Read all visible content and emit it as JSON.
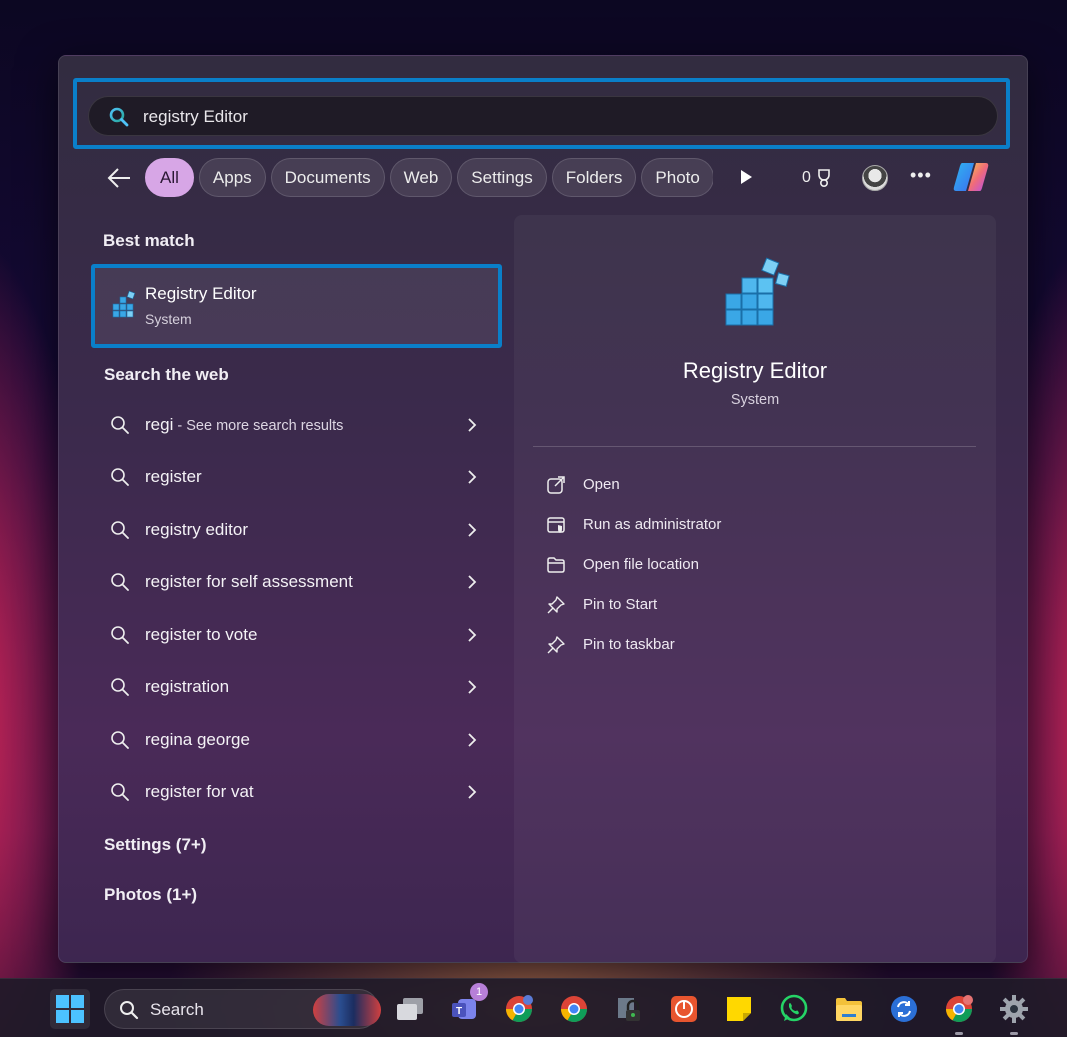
{
  "search": {
    "value": "registry Editor",
    "placeholder": ""
  },
  "filters": {
    "chips": [
      "All",
      "Apps",
      "Documents",
      "Web",
      "Settings",
      "Folders",
      "Photo"
    ],
    "points": "0"
  },
  "best_match": {
    "heading": "Best match",
    "title": "Registry Editor",
    "subtitle": "System"
  },
  "web": {
    "heading": "Search the web",
    "items": [
      {
        "query": "regi",
        "extra": " - See more search results"
      },
      {
        "query": "register",
        "extra": ""
      },
      {
        "query": "registry editor",
        "extra": ""
      },
      {
        "query": "register for self assessment",
        "extra": ""
      },
      {
        "query": "register to vote",
        "extra": ""
      },
      {
        "query": "registration",
        "extra": ""
      },
      {
        "query": "regina george",
        "extra": ""
      },
      {
        "query": "register for vat",
        "extra": ""
      }
    ]
  },
  "groups": {
    "settings": "Settings (7+)",
    "photos": "Photos (1+)"
  },
  "detail": {
    "title": "Registry Editor",
    "subtitle": "System",
    "actions": [
      "Open",
      "Run as administrator",
      "Open file location",
      "Pin to Start",
      "Pin to taskbar"
    ]
  },
  "taskbar": {
    "search_label": "Search",
    "teams_badge": "1",
    "icons": [
      "windows-start-icon",
      "task-view-icon",
      "teams-icon",
      "chrome-profile-icon",
      "chrome-icon",
      "lock-app-icon",
      "power-app-icon",
      "sticky-notes-icon",
      "whatsapp-icon",
      "file-explorer-icon",
      "sync-icon",
      "chrome-alt-icon",
      "settings-gear-icon"
    ]
  },
  "colors": {
    "highlight": "#0a7fc9",
    "active_chip": "#d7a6e6"
  }
}
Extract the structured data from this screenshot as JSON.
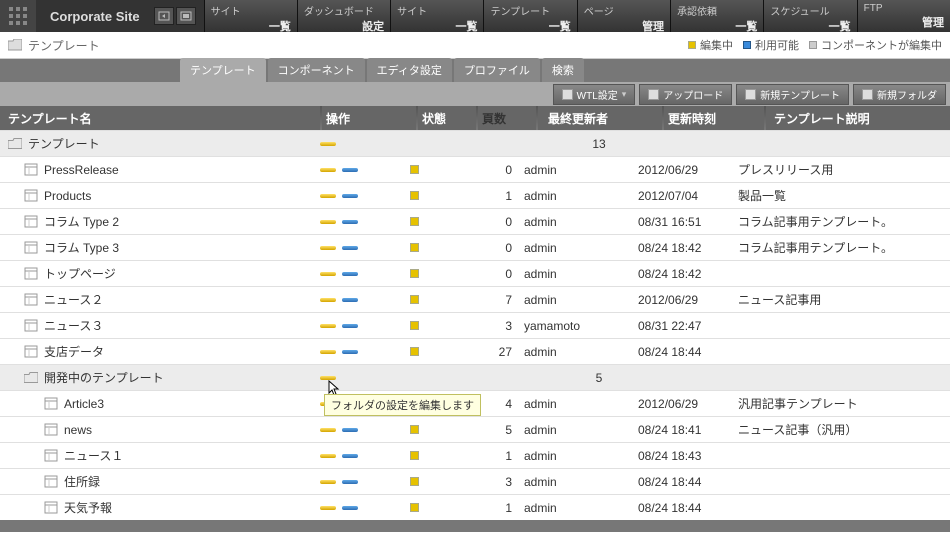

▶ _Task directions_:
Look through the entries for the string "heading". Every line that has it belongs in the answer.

▶ _Worked solution_:
    "heading": "Best match",
    "heading": "Search the web",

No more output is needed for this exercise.